Timbers hold off Sounders 3-2 to advance
ANNE M. PETERSON
Nov. 08, 2013
PORTLAND, Ore. (AP) — The semifinal victory over the rival Seattle Sounders was barely over when Portland Timbers supporters started chanting "Beat Salt Lake!"
Making their first trip to the playoffs, the Timbers held off the late-charging Sounders 3-2 Thursday night to advance to Major League Soccer's Western Conference final.
The Timbers, who won the semifinal series against the rival Sounders 5-3 on aggregate, will face Real Salt Lake in the first of the two-leg conference final on Sunday in Salt Lake. RSL defeated the two-time defending MLS Cup champion Los Angeles Galaxy 2-0 Thursday night to win the series 2-1 on aggregate.
"Now we're locked in," Timbers midfielder Will Johnson said. "We're in the zone."
The victory extended Portland's winning streak at Jeld-Wen Field to 16 games. The Timbers went 11-1-5 at home in the regular season with their lone loss on March 9 to Montreal. They had an MLS record 11 shutouts at home this season.
Portland pressured Seattle goalkeeper Michael Gspurning from the start. Rodney Wallace booted a shot that went just wide in the third minute, and Darlington Nagbe came close but went wide again in the 15th.
Portland broke through when Johnson converted a penalty kick in the 29th minute to go up 1-0.
Diego Valeri, who had appeared to injure his shin when he was fouled hard by Seattle defender Marc Burch, came back a few minutes later to score from a seemingly impossible angle just before the break. Valeri, who blew kisses to the crowd after his goal, was Portland's top scorer this season with 10 goals and 13 assists.
"We were hoping to get out of the first half at 0-0," Seattle coach Sigi Schmid said. "That one coming right before halftime, the goal right before halftime, the goal right after halftime, is what killed us at the end of the day. For the first 45 minutes, hats off to them, they were much better than us."
Futty Danso added a header for Portland in the 47th minute. The Sounders put up a fight, and DeAndre Yedlin's goal in the 74th minute avoided the shutout. Eddie Johnson added another three minutes later to close the gap.
The Sounders have been to the playoffs in each of the last five seasons. The Timbers, who joined MLS in 2011, are making their first trip.

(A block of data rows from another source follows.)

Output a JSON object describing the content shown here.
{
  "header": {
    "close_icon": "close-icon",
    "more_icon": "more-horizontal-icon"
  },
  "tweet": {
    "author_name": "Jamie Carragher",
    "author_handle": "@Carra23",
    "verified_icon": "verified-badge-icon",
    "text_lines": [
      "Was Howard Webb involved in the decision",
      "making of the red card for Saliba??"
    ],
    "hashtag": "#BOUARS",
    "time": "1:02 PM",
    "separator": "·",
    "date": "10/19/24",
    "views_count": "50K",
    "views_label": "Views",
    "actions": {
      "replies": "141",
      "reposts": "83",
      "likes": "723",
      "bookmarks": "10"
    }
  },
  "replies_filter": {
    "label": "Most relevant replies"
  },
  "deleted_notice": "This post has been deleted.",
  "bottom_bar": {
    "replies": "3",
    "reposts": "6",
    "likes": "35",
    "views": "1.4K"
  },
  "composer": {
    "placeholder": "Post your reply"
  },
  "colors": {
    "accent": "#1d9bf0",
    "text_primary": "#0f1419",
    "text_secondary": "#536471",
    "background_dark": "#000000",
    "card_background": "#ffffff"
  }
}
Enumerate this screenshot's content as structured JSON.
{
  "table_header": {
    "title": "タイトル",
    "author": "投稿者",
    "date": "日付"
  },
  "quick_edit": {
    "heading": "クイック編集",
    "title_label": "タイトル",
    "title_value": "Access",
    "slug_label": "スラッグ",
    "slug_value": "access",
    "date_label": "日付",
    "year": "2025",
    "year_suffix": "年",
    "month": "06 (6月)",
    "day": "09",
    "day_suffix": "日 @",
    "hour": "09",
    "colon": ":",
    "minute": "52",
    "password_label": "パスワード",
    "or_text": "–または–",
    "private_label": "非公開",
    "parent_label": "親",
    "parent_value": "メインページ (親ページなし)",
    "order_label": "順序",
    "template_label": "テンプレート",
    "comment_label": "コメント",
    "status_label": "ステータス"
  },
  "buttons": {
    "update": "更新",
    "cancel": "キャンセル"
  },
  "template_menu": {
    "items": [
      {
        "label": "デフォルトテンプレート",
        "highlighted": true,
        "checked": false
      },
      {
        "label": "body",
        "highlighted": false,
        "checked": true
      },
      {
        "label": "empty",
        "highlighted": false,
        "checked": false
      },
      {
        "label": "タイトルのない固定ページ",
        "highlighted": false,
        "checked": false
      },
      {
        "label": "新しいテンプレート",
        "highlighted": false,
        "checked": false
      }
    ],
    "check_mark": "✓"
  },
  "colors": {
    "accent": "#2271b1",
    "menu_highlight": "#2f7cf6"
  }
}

"We're getting closer," Portland coach Caleb Porter said. "And this team genuinely believes we have a realistic shot at this."
The intense rivalry between the two clubs dates to 1975 when both were part of the North American Soccer league. For nearly a decade the teams have battled with the Vancouver Whitecaps for the supporter-created Cascadia Cup.
While it was sweet to defeat the Sounders, Johnson said the Timbers didn't pay much attention to the hype.
"To us, it was just another team that was in our way of getting to the next round," Johnson said.
In the opening game on Saturday in Seattle, Ryan Johnson flicked in a header early in the first half and Nagbe added a goal in the second for the Timbers. Osvaldo Alonso scored late for the Sounders, who needed to win Thursday by at least two goals to become the fourth team to accomplish the comeback since the league went to the two-leg, aggregate-goal format for its conference semifinals in 2003.
Seattle was without forward Lamar Neagle due to yellow card accumulations, but Yedlin started despite an ankle injury and forward Obafemi Martins was listed as a reserve after struggling with a groin injury.
The Timbers finished the regular season in first place in the Western Conference at 14-5-15 overall. Their 23-point improvement from last season is the biggest turnaround in MLS history.
The Sounders, who were 15-12-7, defeated the Colorado Rapids in the knockout round to advance to the semifinals.
Schmid said he was aware that some Seattle supporters were calling for a coaching change.
"I don't want to walk away. I know there's probably people out there that would like me to walk away," he said. "I think there's a good base of talent, there's a good base of people we can work with next year, but there's improvements, and there's changes we have to make."